Biblicism. In addition to a focus on authority, some churches ascribe to an understanding of the Bible known as Biblicism. In his book ‘The Bible Made Impossible,’ sociologist Christian Smith defines Biblicism as a “theory about the Bible that emphasizes its exclusive authority, infallibility, perspicuity, self-sufficiency, internal consistency, self-evident meaning, and universal applicability.” Biblicism combines with authority to create a sort of ‘super-authority’ among church leadership. Not only is the authority of church leadership important in its own right, but they are considered the experts at interpreting the Bible. Because the Bible is viewed as the ultimate authority for how individuals should live their lives, there is little room for discussion or negotiation once decisions are made.
Complementarianism. Complementarianism is a theological view that prescribes separate roles for men and women. In general, this view assigns primary leadership roles to men and support roles to women. Thus, men are the primary decision makers in church life as well as in marriage. Complementarianism intersects with authority and Biblicism in interesting ways. First, advocates of the complementarian perspective use the Bible to support their views. For some, complementarianism is taught in the Bible as the way God designed male-female relationships to be, so there is little room for discussion or negotiation on this issue. Also, the authority structure in many churches consists primarily of men. For example, all the elders of the Village Church are male.
I think these structural issues can create a tough situation for women in the church. In many churches, Biblicism provides a foundation for a rigid authority structure and promotes complementarian gender roles between men and women. There isn’t much room for discussion or negotiation. Women are asked to submit to male authority both in the church and at home. But what if the male authority is wrong? What if the male authority is abusive? Psychological research has shown that more traditional attitudes about gender roles are related to higher levels of rape myth acceptance and domestic violence myth acceptance, so this isn’t a minor issue. Perhaps structural changes to the ABC’s are needed for the church to be a safe place for women.
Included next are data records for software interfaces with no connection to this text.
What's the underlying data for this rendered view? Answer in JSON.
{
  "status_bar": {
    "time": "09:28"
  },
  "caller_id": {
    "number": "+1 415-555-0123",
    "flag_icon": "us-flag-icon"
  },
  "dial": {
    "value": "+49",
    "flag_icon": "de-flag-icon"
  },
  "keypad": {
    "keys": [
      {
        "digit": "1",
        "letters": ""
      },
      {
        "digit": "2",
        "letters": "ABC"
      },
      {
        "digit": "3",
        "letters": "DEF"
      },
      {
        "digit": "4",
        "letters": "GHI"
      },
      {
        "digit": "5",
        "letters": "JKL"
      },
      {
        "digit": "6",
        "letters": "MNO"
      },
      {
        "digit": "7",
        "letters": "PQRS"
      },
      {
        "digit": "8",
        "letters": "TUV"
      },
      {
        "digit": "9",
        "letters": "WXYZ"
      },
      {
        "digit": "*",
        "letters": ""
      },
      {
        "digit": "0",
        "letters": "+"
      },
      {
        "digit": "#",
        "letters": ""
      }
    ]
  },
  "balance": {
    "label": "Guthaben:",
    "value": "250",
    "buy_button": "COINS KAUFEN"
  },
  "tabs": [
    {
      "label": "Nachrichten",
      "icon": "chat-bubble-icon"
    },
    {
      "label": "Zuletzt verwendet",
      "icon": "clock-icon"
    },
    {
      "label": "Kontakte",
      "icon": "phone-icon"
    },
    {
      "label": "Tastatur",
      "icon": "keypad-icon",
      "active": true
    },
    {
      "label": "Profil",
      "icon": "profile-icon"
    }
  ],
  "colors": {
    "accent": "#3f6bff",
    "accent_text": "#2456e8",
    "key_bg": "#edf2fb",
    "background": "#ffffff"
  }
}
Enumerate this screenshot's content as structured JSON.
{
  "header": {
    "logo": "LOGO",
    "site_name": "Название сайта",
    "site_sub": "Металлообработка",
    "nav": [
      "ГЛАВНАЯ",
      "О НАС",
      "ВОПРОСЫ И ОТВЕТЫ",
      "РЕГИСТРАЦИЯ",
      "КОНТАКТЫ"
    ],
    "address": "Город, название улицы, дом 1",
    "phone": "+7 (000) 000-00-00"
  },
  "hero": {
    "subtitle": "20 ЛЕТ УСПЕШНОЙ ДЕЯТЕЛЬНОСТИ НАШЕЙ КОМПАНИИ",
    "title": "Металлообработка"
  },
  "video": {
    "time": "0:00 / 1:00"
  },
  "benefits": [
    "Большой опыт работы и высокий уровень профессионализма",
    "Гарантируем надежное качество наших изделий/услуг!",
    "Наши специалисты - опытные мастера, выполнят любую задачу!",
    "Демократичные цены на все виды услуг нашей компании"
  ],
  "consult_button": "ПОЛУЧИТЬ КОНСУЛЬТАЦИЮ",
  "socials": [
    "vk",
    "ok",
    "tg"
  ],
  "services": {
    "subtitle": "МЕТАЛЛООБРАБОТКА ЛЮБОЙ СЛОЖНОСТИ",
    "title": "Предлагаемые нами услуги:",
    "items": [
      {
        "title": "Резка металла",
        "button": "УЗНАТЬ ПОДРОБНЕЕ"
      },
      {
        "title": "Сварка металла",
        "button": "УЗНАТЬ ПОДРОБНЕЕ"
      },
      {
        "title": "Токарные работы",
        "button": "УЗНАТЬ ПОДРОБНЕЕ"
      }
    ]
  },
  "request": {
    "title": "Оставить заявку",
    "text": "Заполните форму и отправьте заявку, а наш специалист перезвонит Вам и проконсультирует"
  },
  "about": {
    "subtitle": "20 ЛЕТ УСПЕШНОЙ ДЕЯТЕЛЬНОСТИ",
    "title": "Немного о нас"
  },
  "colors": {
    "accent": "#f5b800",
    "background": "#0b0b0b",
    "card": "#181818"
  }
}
Discussion: What is your reaction to the controversy at the Village Church? What do you think of ABC’s, especially how they relate to women in the church?